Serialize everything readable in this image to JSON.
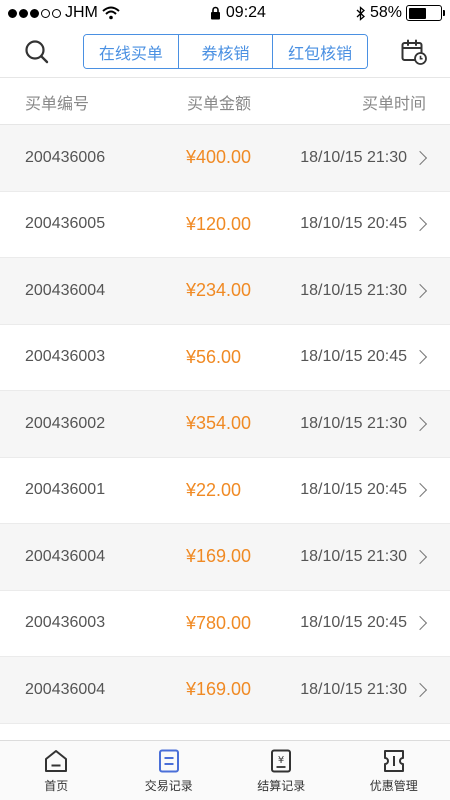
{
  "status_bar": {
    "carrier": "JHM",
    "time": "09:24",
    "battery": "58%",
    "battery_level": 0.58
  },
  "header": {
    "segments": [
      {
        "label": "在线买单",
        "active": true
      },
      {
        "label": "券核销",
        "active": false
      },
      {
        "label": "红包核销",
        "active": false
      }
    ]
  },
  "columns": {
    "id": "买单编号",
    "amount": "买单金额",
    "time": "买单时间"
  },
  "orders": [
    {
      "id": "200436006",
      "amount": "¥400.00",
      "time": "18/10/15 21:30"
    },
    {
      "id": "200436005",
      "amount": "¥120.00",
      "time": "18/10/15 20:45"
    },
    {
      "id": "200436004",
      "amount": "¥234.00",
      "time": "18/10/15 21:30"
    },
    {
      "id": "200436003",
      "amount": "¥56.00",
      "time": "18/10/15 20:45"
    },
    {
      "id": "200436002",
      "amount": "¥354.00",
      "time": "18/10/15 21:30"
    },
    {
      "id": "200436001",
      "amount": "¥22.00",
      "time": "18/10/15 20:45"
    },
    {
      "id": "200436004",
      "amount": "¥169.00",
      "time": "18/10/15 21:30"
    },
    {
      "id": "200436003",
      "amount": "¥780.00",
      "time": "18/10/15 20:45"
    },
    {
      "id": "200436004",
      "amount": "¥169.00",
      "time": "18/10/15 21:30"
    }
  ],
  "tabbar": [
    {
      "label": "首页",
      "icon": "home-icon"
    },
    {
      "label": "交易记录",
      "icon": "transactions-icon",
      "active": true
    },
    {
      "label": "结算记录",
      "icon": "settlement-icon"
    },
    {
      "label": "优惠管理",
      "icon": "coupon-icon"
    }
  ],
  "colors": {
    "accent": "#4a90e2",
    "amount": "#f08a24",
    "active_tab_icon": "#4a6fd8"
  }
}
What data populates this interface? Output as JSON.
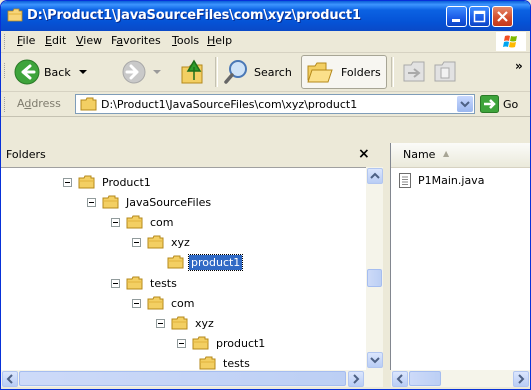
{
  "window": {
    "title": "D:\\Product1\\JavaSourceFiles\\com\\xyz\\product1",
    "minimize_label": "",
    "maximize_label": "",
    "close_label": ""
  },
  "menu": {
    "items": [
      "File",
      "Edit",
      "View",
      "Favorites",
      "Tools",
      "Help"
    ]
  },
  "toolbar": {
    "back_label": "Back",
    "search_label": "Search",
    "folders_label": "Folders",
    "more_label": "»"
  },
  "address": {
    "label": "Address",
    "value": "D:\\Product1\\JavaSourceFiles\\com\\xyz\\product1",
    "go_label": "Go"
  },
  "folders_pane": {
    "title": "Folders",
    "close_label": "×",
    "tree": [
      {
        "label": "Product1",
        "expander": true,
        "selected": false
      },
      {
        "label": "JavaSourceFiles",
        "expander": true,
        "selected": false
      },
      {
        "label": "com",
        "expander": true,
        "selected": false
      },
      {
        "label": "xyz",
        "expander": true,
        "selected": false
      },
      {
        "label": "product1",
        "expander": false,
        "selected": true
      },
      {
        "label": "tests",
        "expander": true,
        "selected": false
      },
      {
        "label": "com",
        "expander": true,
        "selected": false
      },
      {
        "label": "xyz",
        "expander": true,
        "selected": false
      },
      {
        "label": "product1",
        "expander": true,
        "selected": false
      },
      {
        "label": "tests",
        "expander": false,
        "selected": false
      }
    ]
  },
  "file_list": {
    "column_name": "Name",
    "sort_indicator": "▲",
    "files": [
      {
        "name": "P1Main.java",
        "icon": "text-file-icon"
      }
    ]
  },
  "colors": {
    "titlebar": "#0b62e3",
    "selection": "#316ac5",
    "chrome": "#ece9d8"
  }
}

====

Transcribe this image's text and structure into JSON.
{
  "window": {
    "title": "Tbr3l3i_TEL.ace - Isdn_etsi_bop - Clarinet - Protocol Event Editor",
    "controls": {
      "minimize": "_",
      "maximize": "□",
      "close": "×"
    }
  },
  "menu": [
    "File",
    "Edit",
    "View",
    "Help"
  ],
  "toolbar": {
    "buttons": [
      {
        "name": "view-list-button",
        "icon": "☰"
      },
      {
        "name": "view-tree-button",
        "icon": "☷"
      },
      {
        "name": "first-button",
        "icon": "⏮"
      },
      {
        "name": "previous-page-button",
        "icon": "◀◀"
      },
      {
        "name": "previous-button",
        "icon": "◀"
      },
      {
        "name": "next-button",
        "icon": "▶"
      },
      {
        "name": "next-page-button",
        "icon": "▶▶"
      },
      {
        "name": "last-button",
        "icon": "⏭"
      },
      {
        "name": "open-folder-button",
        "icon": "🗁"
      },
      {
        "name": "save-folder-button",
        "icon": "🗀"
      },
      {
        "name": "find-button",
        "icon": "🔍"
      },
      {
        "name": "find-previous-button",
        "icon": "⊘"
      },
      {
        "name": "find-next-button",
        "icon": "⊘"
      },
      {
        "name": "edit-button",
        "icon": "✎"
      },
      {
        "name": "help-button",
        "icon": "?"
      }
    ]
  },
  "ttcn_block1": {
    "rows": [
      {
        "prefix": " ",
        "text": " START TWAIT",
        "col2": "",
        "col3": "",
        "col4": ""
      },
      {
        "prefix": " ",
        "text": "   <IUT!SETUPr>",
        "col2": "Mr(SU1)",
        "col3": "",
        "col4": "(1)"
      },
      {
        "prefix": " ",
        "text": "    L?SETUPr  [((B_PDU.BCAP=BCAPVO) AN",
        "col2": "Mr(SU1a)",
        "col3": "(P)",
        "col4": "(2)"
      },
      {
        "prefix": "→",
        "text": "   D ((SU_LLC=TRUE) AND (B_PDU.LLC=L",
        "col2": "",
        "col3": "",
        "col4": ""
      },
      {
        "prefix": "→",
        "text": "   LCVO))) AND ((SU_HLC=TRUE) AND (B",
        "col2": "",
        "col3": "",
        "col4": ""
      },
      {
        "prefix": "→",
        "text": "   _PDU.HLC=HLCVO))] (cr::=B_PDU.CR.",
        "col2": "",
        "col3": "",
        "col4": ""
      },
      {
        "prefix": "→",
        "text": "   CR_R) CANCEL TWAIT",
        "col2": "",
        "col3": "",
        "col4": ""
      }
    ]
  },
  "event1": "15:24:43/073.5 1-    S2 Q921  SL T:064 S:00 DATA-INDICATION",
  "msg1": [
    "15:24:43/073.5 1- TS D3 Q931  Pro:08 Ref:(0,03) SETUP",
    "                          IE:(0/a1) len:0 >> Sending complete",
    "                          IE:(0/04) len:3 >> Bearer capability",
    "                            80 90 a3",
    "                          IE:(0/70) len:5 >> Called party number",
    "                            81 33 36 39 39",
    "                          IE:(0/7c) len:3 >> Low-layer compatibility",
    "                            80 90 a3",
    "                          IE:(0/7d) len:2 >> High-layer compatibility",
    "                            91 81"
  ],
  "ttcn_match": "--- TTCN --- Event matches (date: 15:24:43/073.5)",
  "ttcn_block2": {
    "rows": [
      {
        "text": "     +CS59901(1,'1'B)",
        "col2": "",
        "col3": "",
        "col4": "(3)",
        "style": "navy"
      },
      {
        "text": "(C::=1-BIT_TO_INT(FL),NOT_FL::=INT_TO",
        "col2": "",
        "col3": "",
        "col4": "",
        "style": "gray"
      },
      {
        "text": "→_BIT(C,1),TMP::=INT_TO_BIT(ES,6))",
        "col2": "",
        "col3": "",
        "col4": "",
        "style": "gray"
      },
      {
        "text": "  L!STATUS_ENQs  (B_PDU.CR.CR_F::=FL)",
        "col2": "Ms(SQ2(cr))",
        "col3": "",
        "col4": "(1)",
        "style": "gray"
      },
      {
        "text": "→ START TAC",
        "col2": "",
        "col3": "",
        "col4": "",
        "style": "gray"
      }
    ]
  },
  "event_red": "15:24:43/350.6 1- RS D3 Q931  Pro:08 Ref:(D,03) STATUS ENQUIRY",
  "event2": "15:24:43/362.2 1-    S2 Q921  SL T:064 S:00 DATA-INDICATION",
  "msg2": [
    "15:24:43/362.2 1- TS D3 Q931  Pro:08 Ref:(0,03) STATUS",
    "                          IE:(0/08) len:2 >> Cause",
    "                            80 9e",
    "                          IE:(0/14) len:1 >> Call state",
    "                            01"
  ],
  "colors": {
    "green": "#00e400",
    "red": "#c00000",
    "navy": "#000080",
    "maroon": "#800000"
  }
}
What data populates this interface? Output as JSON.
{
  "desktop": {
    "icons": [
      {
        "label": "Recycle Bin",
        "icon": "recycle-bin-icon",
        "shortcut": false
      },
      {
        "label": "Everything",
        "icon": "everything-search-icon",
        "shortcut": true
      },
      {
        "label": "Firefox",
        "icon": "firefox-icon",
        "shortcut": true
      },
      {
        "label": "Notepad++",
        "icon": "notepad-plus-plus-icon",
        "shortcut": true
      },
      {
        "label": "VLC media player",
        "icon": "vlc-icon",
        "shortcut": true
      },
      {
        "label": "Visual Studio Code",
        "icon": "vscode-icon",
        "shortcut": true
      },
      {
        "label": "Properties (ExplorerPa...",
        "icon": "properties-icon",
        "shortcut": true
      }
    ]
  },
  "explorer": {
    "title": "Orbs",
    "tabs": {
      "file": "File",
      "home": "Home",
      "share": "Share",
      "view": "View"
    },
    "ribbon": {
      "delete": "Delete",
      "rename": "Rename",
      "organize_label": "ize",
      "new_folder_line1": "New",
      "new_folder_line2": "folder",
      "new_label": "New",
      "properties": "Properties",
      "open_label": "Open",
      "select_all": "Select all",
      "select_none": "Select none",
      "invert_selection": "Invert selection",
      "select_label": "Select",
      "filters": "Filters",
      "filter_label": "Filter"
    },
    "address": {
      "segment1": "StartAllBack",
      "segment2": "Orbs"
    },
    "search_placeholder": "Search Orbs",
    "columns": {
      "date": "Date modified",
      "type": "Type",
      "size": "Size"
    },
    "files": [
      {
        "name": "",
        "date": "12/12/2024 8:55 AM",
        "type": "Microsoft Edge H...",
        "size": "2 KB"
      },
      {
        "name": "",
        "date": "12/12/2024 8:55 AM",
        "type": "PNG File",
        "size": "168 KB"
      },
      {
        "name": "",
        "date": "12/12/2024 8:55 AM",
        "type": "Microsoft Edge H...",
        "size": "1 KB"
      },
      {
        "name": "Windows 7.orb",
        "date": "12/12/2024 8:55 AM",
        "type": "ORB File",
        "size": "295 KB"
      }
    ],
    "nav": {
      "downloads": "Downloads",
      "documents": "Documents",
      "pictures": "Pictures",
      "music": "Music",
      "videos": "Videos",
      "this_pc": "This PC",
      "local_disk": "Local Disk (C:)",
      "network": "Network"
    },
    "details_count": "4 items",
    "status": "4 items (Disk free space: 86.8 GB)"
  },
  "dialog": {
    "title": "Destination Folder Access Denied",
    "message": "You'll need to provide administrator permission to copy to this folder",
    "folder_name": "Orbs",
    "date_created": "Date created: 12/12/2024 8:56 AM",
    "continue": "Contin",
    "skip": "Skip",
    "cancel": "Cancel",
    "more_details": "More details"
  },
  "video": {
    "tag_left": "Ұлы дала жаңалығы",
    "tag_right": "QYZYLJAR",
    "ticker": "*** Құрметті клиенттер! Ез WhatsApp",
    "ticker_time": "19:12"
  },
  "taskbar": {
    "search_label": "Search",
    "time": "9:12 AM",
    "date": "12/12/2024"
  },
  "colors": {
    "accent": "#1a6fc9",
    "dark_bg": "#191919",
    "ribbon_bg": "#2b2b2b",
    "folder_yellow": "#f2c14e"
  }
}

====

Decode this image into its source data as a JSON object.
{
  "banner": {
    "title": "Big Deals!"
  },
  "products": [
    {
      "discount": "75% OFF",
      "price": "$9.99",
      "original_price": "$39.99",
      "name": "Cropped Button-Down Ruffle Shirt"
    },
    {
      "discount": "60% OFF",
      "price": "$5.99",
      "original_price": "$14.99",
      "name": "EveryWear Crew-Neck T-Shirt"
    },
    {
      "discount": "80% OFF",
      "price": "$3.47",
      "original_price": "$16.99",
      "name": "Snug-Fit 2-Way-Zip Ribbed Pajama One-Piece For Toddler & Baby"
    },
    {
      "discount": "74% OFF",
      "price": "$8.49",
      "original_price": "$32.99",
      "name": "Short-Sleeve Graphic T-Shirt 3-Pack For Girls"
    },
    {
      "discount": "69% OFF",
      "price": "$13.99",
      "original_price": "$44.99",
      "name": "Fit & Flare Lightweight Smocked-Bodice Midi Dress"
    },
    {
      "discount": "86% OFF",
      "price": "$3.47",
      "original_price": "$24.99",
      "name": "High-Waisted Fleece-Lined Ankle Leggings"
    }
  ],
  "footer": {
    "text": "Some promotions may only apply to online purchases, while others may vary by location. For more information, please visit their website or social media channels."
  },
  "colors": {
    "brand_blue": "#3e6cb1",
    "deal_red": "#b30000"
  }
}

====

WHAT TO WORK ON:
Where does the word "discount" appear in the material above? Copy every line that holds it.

RESPONSE BELOW:
      "discount": "75% OFF",
      "discount": "60% OFF",
      "discount": "80% OFF",
      "discount": "74% OFF",
      "discount": "69% OFF",
      "discount": "86% OFF",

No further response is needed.